● EXERCISE: Write down the whole listing below again without changing a word.

+++

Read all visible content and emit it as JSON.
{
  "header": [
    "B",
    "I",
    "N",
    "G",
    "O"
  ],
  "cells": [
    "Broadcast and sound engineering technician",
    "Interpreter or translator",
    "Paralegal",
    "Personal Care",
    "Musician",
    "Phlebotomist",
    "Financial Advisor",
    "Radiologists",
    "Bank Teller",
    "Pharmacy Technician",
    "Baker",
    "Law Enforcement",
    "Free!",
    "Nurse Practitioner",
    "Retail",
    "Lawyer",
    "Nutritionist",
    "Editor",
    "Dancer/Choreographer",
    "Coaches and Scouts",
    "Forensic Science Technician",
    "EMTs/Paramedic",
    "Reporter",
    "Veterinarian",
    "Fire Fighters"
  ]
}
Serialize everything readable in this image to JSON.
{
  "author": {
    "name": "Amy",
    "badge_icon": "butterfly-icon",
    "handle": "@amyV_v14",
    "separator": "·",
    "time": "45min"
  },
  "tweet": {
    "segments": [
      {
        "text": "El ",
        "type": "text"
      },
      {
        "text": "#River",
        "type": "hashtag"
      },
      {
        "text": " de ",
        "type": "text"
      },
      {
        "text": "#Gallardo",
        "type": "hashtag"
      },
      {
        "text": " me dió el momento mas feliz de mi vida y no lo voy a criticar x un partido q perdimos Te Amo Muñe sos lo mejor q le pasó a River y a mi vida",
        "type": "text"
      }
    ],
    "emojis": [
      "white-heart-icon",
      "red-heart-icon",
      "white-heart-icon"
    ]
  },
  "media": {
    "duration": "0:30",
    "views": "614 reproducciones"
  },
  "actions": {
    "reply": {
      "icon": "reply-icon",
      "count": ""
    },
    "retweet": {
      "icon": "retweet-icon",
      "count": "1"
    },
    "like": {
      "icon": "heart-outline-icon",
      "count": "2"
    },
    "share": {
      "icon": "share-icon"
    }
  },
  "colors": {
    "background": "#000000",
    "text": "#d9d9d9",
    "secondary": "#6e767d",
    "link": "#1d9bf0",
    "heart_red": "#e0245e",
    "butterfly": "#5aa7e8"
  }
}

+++

● EXERCISE SOLUTION:
Read all visible content and emit it as JSON.
{
  "header": [
    "B",
    "I",
    "N",
    "G",
    "O"
  ],
  "cells": [
    "Broadcast and sound engineering technician",
    "Interpreter or translator",
    "Paralegal",
    "Personal Care",
    "Musician",
    "Phlebotomist",
    "Financial Advisor",
    "Radiologists",
    "Bank Teller",
    "Pharmacy Technician",
    "Baker",
    "Law Enforcement",
    "Free!",
    "Nurse Practitioner",
    "Retail",
    "Lawyer",
    "Nutritionist",
    "Editor",
    "Dancer/Choreographer",
    "Coaches and Scouts",
    "Forensic Science Technician",
    "EMTs/Paramedic",
    "Reporter",
    "Veterinarian",
    "Fire Fighters"
  ]
}
Serialize everything readable in this image to JSON.
{
  "author": {
    "name": "Amy",
    "badge_icon": "butterfly-icon",
    "handle": "@amyV_v14",
    "separator": "·",
    "time": "45min"
  },
  "tweet": {
    "segments": [
      {
        "text": "El ",
        "type": "text"
      },
      {
        "text": "#River",
        "type": "hashtag"
      },
      {
        "text": " de ",
        "type": "text"
      },
      {
        "text": "#Gallardo",
        "type": "hashtag"
      },
      {
        "text": " me dió el momento mas feliz de mi vida y no lo voy a criticar x un partido q perdimos Te Amo Muñe sos lo mejor q le pasó a River y a mi vida",
        "type": "text"
      }
    ],
    "emojis": [
      "white-heart-icon",
      "red-heart-icon",
      "white-heart-icon"
    ]
  },
  "media": {
    "duration": "0:30",
    "views": "614 reproducciones"
  },
  "actions": {
    "reply": {
      "icon": "reply-icon",
      "count": ""
    },
    "retweet": {
      "icon": "retweet-icon",
      "count": "1"
    },
    "like": {
      "icon": "heart-outline-icon",
      "count": "2"
    },
    "share": {
      "icon": "share-icon"
    }
  },
  "colors": {
    "background": "#000000",
    "text": "#d9d9d9",
    "secondary": "#6e767d",
    "link": "#1d9bf0",
    "heart_red": "#e0245e",
    "butterfly": "#5aa7e8"
  }
}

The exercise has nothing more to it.